(Website and app data records)
= = =
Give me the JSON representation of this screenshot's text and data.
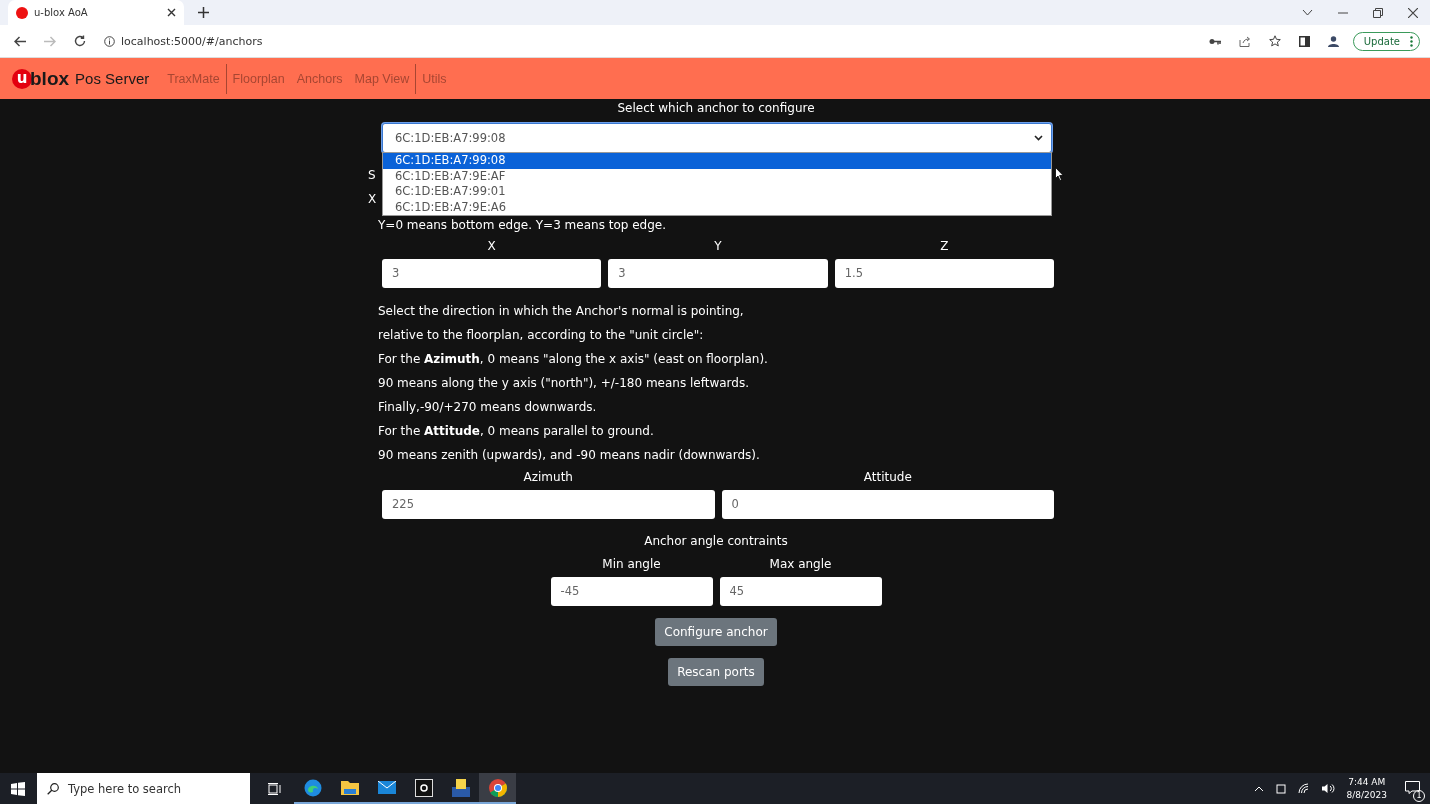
{
  "browser": {
    "tab_title": "u-blox AoA",
    "url": "localhost:5000/#/anchors",
    "update_button": "Update"
  },
  "nav": {
    "logo_mark": "u",
    "logo_text": "blox",
    "app_name": "Pos Server",
    "links": [
      {
        "label": "TraxMate",
        "divider_after": true
      },
      {
        "label": "Floorplan",
        "divider_after": false
      },
      {
        "label": "Anchors",
        "divider_after": false
      },
      {
        "label": "Map View",
        "divider_after": true
      },
      {
        "label": "Utils",
        "divider_after": false
      }
    ]
  },
  "anchor_select": {
    "label": "Select which anchor to configure",
    "value": "6C:1D:EB:A7:99:08",
    "options": [
      {
        "label": "6C:1D:EB:A7:99:08",
        "selected": true
      },
      {
        "label": "6C:1D:EB:A7:9E:AF",
        "selected": false
      },
      {
        "label": "6C:1D:EB:A7:99:01",
        "selected": false
      },
      {
        "label": "6C:1D:EB:A7:9E:A6",
        "selected": false
      }
    ]
  },
  "hidden_lines": [
    "S",
    "X",
    "Y=0 means bottom edge. Y=3 means top edge."
  ],
  "position_fields": [
    {
      "label": "X",
      "value": "3"
    },
    {
      "label": "Y",
      "value": "3"
    },
    {
      "label": "Z",
      "value": "1.5"
    }
  ],
  "instructions": [
    "Select the direction in which the Anchor's normal is pointing,",
    "relative to the floorplan, according to the \"unit circle\":",
    "For the **Azimuth**, 0 means \"along the x axis\" (east on floorplan).",
    "90 means along the y axis (\"north\"), +/-180 means leftwards.",
    "Finally,-90/+270 means downwards.",
    "For the **Attitude**, 0 means parallel to ground.",
    "90 means zenith (upwards), and -90 means nadir (downwards)."
  ],
  "orientation_fields": [
    {
      "label": "Azimuth",
      "value": "225"
    },
    {
      "label": "Attitude",
      "value": "0"
    }
  ],
  "constraints_title": "Anchor angle contraints",
  "angle_fields": [
    {
      "label": "Min angle",
      "value": "-45"
    },
    {
      "label": "Max angle",
      "value": "45"
    }
  ],
  "buttons": [
    "Configure anchor",
    "Rescan ports"
  ],
  "taskbar": {
    "search_placeholder": "Type here to search",
    "time": "7:44 AM",
    "date": "8/8/2023",
    "notification_count": "1"
  }
}
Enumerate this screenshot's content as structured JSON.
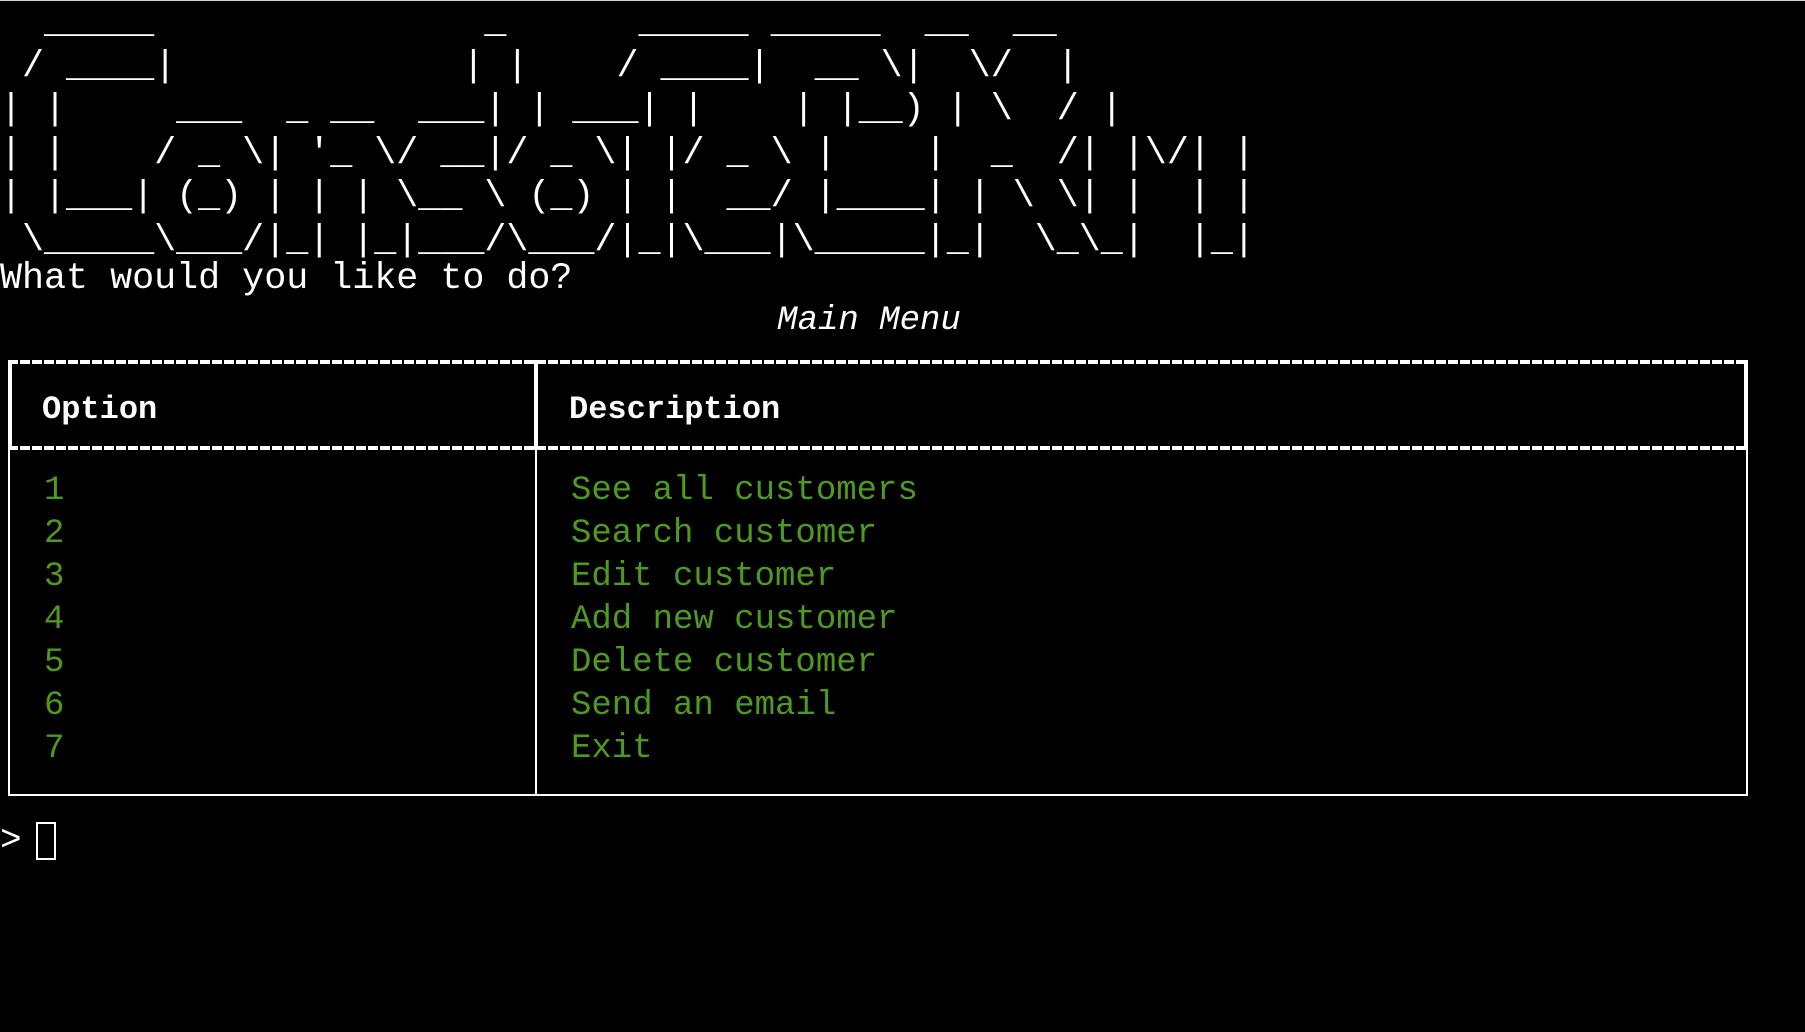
{
  "banner": {
    "text_lines": [
      "  _____               _      _____ _____  __  __",
      " / ____|             | |    / ____|  __ \\|  \\/  |",
      "| |     ___  _ __  ___| | ___| |    | |__) | \\  / |",
      "| |    / _ \\| '_ \\/ __|/ _ \\| |/ _ \\ |    |  _  /| |\\/| |",
      "| |___| (_) | | | \\__ \\ (_) | |  __/ |____| | \\ \\| |  | |",
      " \\_____\\___/|_| |_|___/\\___/|_|\\___|\\_____|_|  \\_\\_|  |_|"
    ]
  },
  "prompt": {
    "question": "What would you like to do?",
    "caret": ">"
  },
  "menu": {
    "title": "Main Menu",
    "columns": [
      "Option",
      "Description"
    ],
    "rows": [
      {
        "option": "1",
        "description": "See all customers"
      },
      {
        "option": "2",
        "description": "Search customer"
      },
      {
        "option": "3",
        "description": "Edit customer"
      },
      {
        "option": "4",
        "description": "Add new customer"
      },
      {
        "option": "5",
        "description": "Delete customer"
      },
      {
        "option": "6",
        "description": "Send an email"
      },
      {
        "option": "7",
        "description": "Exit"
      }
    ]
  },
  "colors": {
    "background": "#000000",
    "text": "#ffffff",
    "accent_purple": "#a052c8",
    "row_text_green": "#4e9a1e"
  }
}
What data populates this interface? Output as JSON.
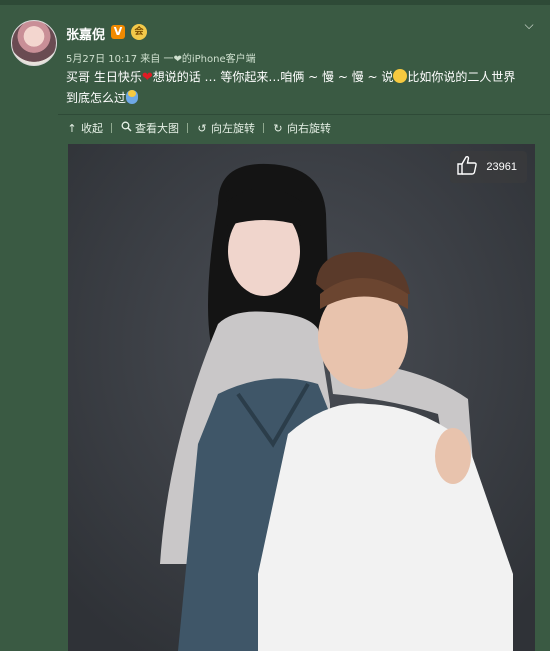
{
  "post": {
    "author": "张嘉倪",
    "vip_badge": "V",
    "crown_badge": "会",
    "meta": {
      "date": "5月27日 10:17",
      "source_prefix": "来自",
      "source": "一❤的iPhone客户端"
    },
    "content": {
      "part1": "买哥 生日快乐",
      "part2": "想说的话 … 等你起来…咱俩 ~ 慢 ~ 慢 ~ 说",
      "part3": "比如你说的二人世界 到底怎么过"
    },
    "actions": {
      "collapse": "收起",
      "view_large": "查看大图",
      "rotate_left": "向左旋转",
      "rotate_right": "向右旋转"
    },
    "photo": {
      "like_count": "23961"
    }
  },
  "icons": {
    "collapse": "arrow-up-icon",
    "view_large": "magnifier-icon",
    "rotate_left": "rotate-left-icon",
    "rotate_right": "rotate-right-icon",
    "like": "thumbs-up-icon",
    "menu": "chevron-down-icon"
  }
}
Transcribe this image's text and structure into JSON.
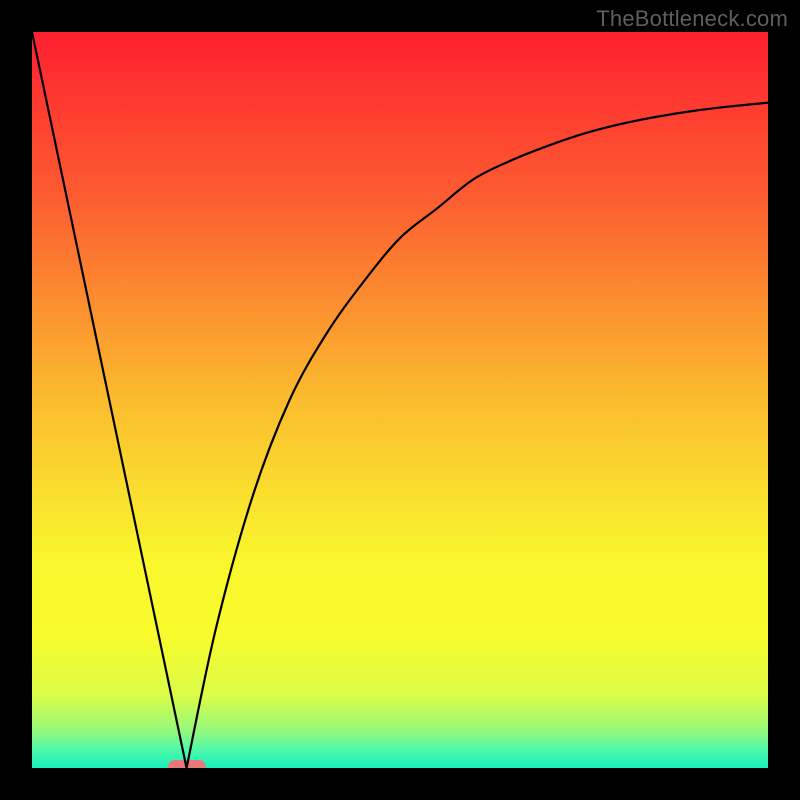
{
  "attribution": "TheBottleneck.com",
  "chart_data": {
    "type": "line",
    "title": "",
    "xlabel": "",
    "ylabel": "",
    "xlim": [
      0,
      100
    ],
    "ylim": [
      0,
      100
    ],
    "optimal_x": 21,
    "series": [
      {
        "name": "bottleneck-curve",
        "x": [
          0,
          5,
          10,
          15,
          20,
          21,
          25,
          30,
          35,
          40,
          45,
          50,
          55,
          60,
          65,
          70,
          75,
          80,
          85,
          90,
          95,
          100
        ],
        "values": [
          100,
          76,
          53,
          29,
          5,
          0,
          19,
          37,
          50,
          59,
          66,
          72,
          76,
          80,
          82.5,
          84.5,
          86.2,
          87.5,
          88.5,
          89.3,
          89.9,
          90.4
        ]
      }
    ],
    "background_gradient_stops": [
      {
        "offset": 0.0,
        "color": "#FE2030"
      },
      {
        "offset": 0.22,
        "color": "#FD5B31"
      },
      {
        "offset": 0.5,
        "color": "#FBBC2E"
      },
      {
        "offset": 0.72,
        "color": "#F9F72D"
      },
      {
        "offset": 0.82,
        "color": "#F8FB2C"
      },
      {
        "offset": 0.9,
        "color": "#DCFC47"
      },
      {
        "offset": 0.95,
        "color": "#94F97C"
      },
      {
        "offset": 0.975,
        "color": "#4FF9AA"
      },
      {
        "offset": 1.0,
        "color": "#18F0BB"
      }
    ],
    "optimal_marker_color": "#E77A79"
  }
}
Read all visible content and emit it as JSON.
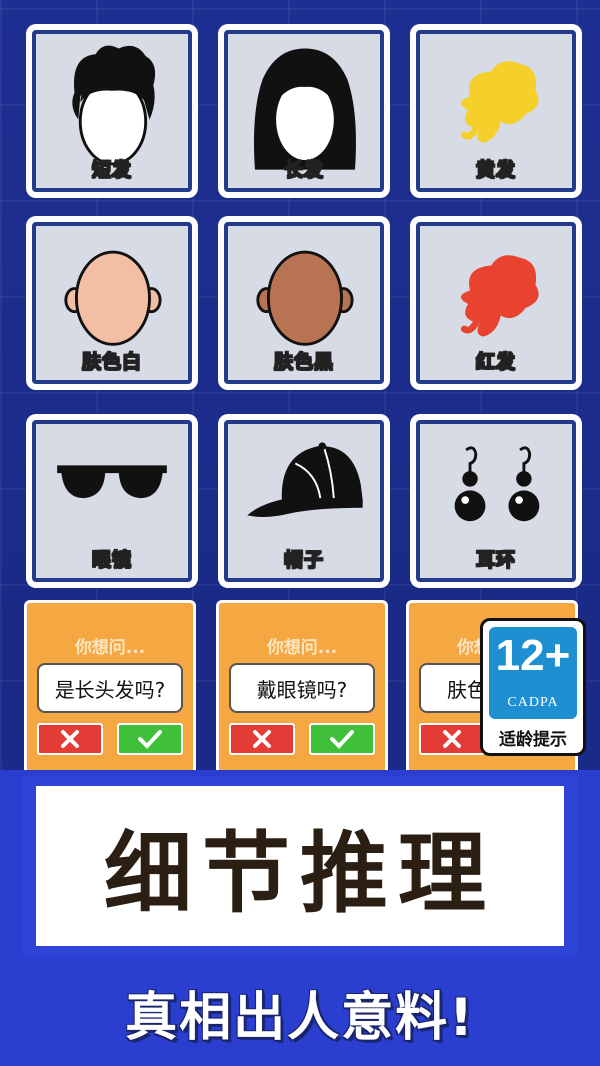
{
  "traits": [
    {
      "label": "短发",
      "icon": "short-hair-icon"
    },
    {
      "label": "长发",
      "icon": "long-hair-icon"
    },
    {
      "label": "黄发",
      "icon": "yellow-hair-icon"
    },
    {
      "label": "肤色白",
      "icon": "light-skin-face-icon"
    },
    {
      "label": "肤色黑",
      "icon": "dark-skin-face-icon"
    },
    {
      "label": "红发",
      "icon": "red-hair-icon"
    },
    {
      "label": "眼镜",
      "icon": "sunglasses-icon"
    },
    {
      "label": "帽子",
      "icon": "cap-icon"
    },
    {
      "label": "耳环",
      "icon": "earrings-icon"
    }
  ],
  "questions": [
    {
      "prompt": "你想问...",
      "text": "是长头发吗?"
    },
    {
      "prompt": "你想问...",
      "text": "戴眼镜吗?"
    },
    {
      "prompt": "你想问...",
      "text": "肤色"
    }
  ],
  "age_rating": {
    "number": "12+",
    "org": "CADPA",
    "tip": "适龄提示"
  },
  "banner": {
    "title": "细节推理",
    "subtitle": "真相出人意料!"
  },
  "colors": {
    "background": "#1c2b8a",
    "card_border": "#233a8c",
    "question_card": "#f5a742",
    "no_button": "#e33b35",
    "yes_button": "#3fbf3a",
    "badge_blue": "#1e8fd1",
    "yellow_hair": "#f5cf2a",
    "red_hair": "#e8432f",
    "light_skin": "#f2bfa4",
    "dark_skin": "#b87452"
  }
}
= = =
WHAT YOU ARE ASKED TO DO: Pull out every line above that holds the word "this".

ANSWER BOX:
Give me the JSON representation of this screenshot's text and data.
Enumerate this screenshot's content as structured JSON.
What data populates this interface? Output as JSON.
Transcribe this image's text and structure into JSON.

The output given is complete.